* Problem statement
Whenever "project" occurs in a line of the material, list that line.

┌─ Excerpted records

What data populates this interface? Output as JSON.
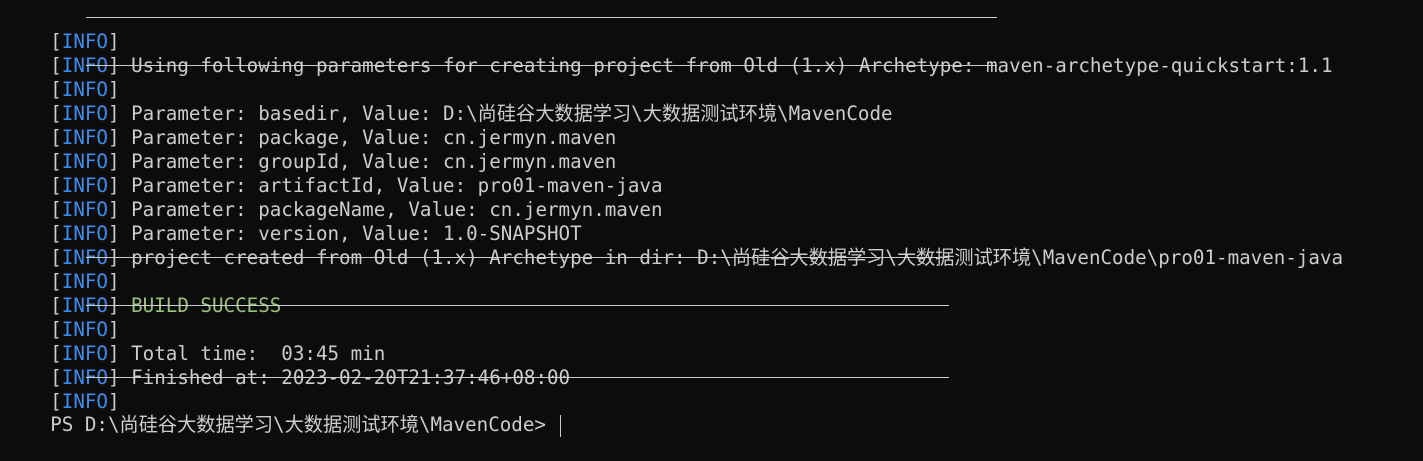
{
  "terminal": {
    "log_prefix_open": "[",
    "log_level": "INFO",
    "log_prefix_close": "]",
    "lines": [
      {
        "text": "",
        "rule": true
      },
      {
        "text": "Using following parameters for creating project from Old (1.x) Archetype: maven-archetype-quickstart:1.1",
        "rule": false
      },
      {
        "text": "",
        "rule": true
      },
      {
        "text": "Parameter: basedir, Value: D:\\尚硅谷大数据学习\\大数据测试环境\\MavenCode",
        "rule": false
      },
      {
        "text": "Parameter: package, Value: cn.jermyn.maven",
        "rule": false
      },
      {
        "text": "Parameter: groupId, Value: cn.jermyn.maven",
        "rule": false
      },
      {
        "text": "Parameter: artifactId, Value: pro01-maven-java",
        "rule": false
      },
      {
        "text": "Parameter: packageName, Value: cn.jermyn.maven",
        "rule": false
      },
      {
        "text": "Parameter: version, Value: 1.0-SNAPSHOT",
        "rule": false
      },
      {
        "text": "project created from Old (1.x) Archetype in dir: D:\\尚硅谷大数据学习\\大数据测试环境\\MavenCode\\pro01-maven-java",
        "rule": false
      },
      {
        "text": "",
        "rule": true
      },
      {
        "text": "BUILD SUCCESS",
        "rule": false
      },
      {
        "text": "",
        "rule": true
      },
      {
        "text": "Total time:  03:45 min",
        "rule": false
      },
      {
        "text": "Finished at: 2023-02-20T21:37:46+08:00",
        "rule": false
      },
      {
        "text": "",
        "rule": true
      }
    ],
    "prompt": "PS D:\\尚硅谷大数据学习\\大数据测试环境\\MavenCode>",
    "colors": {
      "background": "#0c0c0c",
      "foreground": "#cccccc",
      "info_tag": "#3b8eea",
      "success": "#98c379"
    }
  }
}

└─

* Exercise output
        "text": "Using following parameters for creating project from Old (1.x) Archetype: maven-archetype-quickstart:1.1",
        "text": "project created from Old (1.x) Archetype in dir: D:\\尚硅谷大数据学习\\大数据测试环境\\MavenCode\\pro01-maven-java",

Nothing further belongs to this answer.